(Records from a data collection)

****************

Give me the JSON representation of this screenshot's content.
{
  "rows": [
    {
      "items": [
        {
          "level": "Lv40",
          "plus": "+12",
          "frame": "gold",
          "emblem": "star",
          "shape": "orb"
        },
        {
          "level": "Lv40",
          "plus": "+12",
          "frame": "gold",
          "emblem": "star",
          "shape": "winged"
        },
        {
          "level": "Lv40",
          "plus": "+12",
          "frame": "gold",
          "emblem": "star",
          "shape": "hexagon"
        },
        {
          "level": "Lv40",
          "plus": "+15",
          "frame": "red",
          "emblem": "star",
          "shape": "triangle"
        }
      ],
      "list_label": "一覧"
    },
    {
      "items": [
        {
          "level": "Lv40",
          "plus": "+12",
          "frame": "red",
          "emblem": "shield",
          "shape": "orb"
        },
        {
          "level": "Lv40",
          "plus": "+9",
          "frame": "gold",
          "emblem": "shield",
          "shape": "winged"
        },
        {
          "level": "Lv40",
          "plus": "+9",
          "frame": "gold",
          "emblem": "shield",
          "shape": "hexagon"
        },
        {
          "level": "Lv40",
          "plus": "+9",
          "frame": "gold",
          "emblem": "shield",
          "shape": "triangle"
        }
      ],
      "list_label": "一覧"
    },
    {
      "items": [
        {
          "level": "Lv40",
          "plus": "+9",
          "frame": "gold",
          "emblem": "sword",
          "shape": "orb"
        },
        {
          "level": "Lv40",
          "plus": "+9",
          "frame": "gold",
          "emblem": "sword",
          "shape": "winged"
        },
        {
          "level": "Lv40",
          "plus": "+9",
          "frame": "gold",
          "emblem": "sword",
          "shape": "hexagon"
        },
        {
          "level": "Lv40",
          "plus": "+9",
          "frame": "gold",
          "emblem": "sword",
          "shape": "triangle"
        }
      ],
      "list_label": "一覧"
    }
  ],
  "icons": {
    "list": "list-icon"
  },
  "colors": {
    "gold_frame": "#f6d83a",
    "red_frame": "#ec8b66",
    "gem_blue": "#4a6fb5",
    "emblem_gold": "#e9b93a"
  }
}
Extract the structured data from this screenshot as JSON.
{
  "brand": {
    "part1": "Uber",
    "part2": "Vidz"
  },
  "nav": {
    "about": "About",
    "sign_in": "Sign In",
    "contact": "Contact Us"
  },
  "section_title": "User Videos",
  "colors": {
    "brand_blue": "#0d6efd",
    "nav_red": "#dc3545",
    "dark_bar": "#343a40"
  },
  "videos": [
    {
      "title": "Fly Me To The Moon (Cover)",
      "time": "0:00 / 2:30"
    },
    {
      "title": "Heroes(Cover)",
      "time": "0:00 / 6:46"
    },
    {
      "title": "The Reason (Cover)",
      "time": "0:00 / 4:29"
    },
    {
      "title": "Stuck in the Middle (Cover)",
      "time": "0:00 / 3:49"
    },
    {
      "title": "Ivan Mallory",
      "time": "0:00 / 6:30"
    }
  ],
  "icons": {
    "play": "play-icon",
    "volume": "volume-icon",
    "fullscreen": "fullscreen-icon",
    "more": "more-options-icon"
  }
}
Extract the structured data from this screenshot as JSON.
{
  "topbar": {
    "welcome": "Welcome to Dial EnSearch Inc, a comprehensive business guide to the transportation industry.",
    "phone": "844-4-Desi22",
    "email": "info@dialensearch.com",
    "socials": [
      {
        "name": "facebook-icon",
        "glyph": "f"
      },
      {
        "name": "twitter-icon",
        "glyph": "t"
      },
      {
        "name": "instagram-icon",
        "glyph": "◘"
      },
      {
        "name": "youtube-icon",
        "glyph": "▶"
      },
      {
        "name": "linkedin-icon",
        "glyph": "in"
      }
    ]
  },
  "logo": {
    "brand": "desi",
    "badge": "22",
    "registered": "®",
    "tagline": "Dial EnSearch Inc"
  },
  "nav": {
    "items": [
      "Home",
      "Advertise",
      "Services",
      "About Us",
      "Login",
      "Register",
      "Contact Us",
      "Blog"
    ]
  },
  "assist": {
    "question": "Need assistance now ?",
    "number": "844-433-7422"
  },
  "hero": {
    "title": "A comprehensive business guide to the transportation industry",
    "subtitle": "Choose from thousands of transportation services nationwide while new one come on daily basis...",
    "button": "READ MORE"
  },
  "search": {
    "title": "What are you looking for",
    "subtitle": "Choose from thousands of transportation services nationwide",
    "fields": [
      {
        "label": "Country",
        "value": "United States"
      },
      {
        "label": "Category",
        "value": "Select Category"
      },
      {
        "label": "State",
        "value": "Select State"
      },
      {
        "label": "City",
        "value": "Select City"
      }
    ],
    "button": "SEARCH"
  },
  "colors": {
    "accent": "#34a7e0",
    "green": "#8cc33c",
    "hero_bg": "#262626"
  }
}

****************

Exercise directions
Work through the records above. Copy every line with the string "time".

Final answer
      "time": "0:00 / 2:30"
      "time": "0:00 / 6:46"
      "time": "0:00 / 4:29"
      "time": "0:00 / 3:49"
      "time": "0:00 / 6:30"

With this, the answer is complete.